##### THE DATA

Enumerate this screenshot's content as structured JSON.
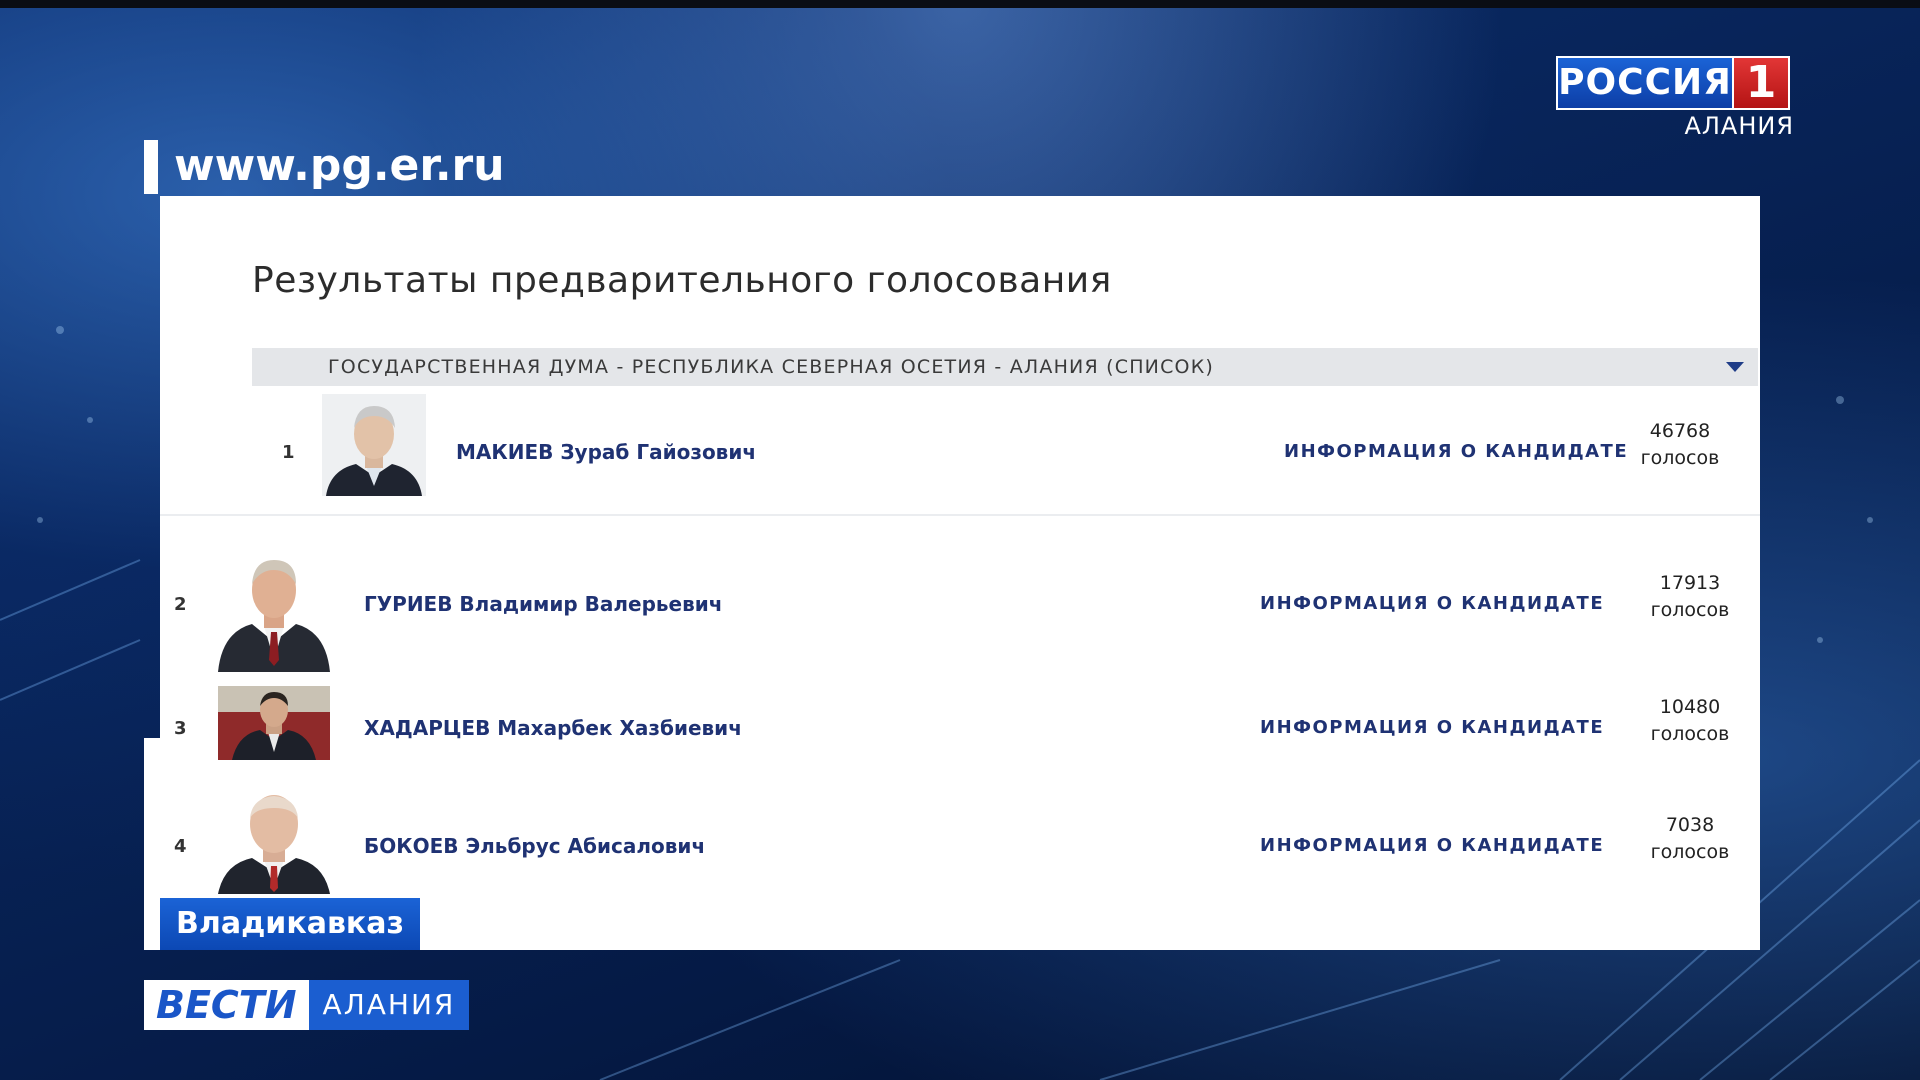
{
  "broadcaster": {
    "channel_name": "РОССИЯ",
    "channel_number": "1",
    "region": "АЛАНИЯ",
    "colors": {
      "blue": "#1b63d6",
      "red": "#d32626"
    }
  },
  "source_caption": {
    "url": "www.pg.er.ru"
  },
  "page": {
    "title": "Результаты предварительного голосования",
    "list_select": {
      "selected": "ГОСУДАРСТВЕННАЯ ДУМА - РЕСПУБЛИКА СЕВЕРНАЯ ОСЕТИЯ - АЛАНИЯ (СПИСОК)",
      "icon": "chevron-down-icon"
    },
    "candidates": [
      {
        "rank": "1",
        "name": "МАКИЕВ Зураб Гайозович",
        "info_link": "ИНФОРМАЦИЯ О КАНДИДАТЕ",
        "votes": "46768",
        "votes_unit": "голосов"
      },
      {
        "rank": "2",
        "name": "ГУРИЕВ Владимир Валерьевич",
        "info_link": "ИНФОРМАЦИЯ О КАНДИДАТЕ",
        "votes": "17913",
        "votes_unit": "голосов"
      },
      {
        "rank": "3",
        "name": "ХАДАРЦЕВ Махарбек Хазбиевич",
        "info_link": "ИНФОРМАЦИЯ О КАНДИДАТЕ",
        "votes": "10480",
        "votes_unit": "голосов"
      },
      {
        "rank": "4",
        "name": "БОКОЕВ Эльбрус Абисалович",
        "info_link": "ИНФОРМАЦИЯ О КАНДИДАТЕ",
        "votes": "7038",
        "votes_unit": "голосов"
      }
    ]
  },
  "location_caption": {
    "city": "Владикавказ"
  },
  "program": {
    "name": "ВЕСТИ",
    "region": "АЛАНИЯ"
  }
}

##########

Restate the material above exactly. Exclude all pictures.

Enumerate this screenshot's content as structured JSON.
{
  "broadcaster": {
    "channel_name": "РОССИЯ",
    "channel_number": "1",
    "region": "АЛАНИЯ",
    "colors": {
      "blue": "#1b63d6",
      "red": "#d32626"
    }
  },
  "source_caption": {
    "url": "www.pg.er.ru"
  },
  "page": {
    "title": "Результаты предварительного голосования",
    "list_select": {
      "selected": "ГОСУДАРСТВЕННАЯ ДУМА - РЕСПУБЛИКА СЕВЕРНАЯ ОСЕТИЯ - АЛАНИЯ (СПИСОК)",
      "icon": "chevron-down-icon"
    },
    "candidates": [
      {
        "rank": "1",
        "name": "МАКИЕВ Зураб Гайозович",
        "info_link": "ИНФОРМАЦИЯ О КАНДИДАТЕ",
        "votes": "46768",
        "votes_unit": "голосов"
      },
      {
        "rank": "2",
        "name": "ГУРИЕВ Владимир Валерьевич",
        "info_link": "ИНФОРМАЦИЯ О КАНДИДАТЕ",
        "votes": "17913",
        "votes_unit": "голосов"
      },
      {
        "rank": "3",
        "name": "ХАДАРЦЕВ Махарбек Хазбиевич",
        "info_link": "ИНФОРМАЦИЯ О КАНДИДАТЕ",
        "votes": "10480",
        "votes_unit": "голосов"
      },
      {
        "rank": "4",
        "name": "БОКОЕВ Эльбрус Абисалович",
        "info_link": "ИНФОРМАЦИЯ О КАНДИДАТЕ",
        "votes": "7038",
        "votes_unit": "голосов"
      }
    ]
  },
  "location_caption": {
    "city": "Владикавказ"
  },
  "program": {
    "name": "ВЕСТИ",
    "region": "АЛАНИЯ"
  }
}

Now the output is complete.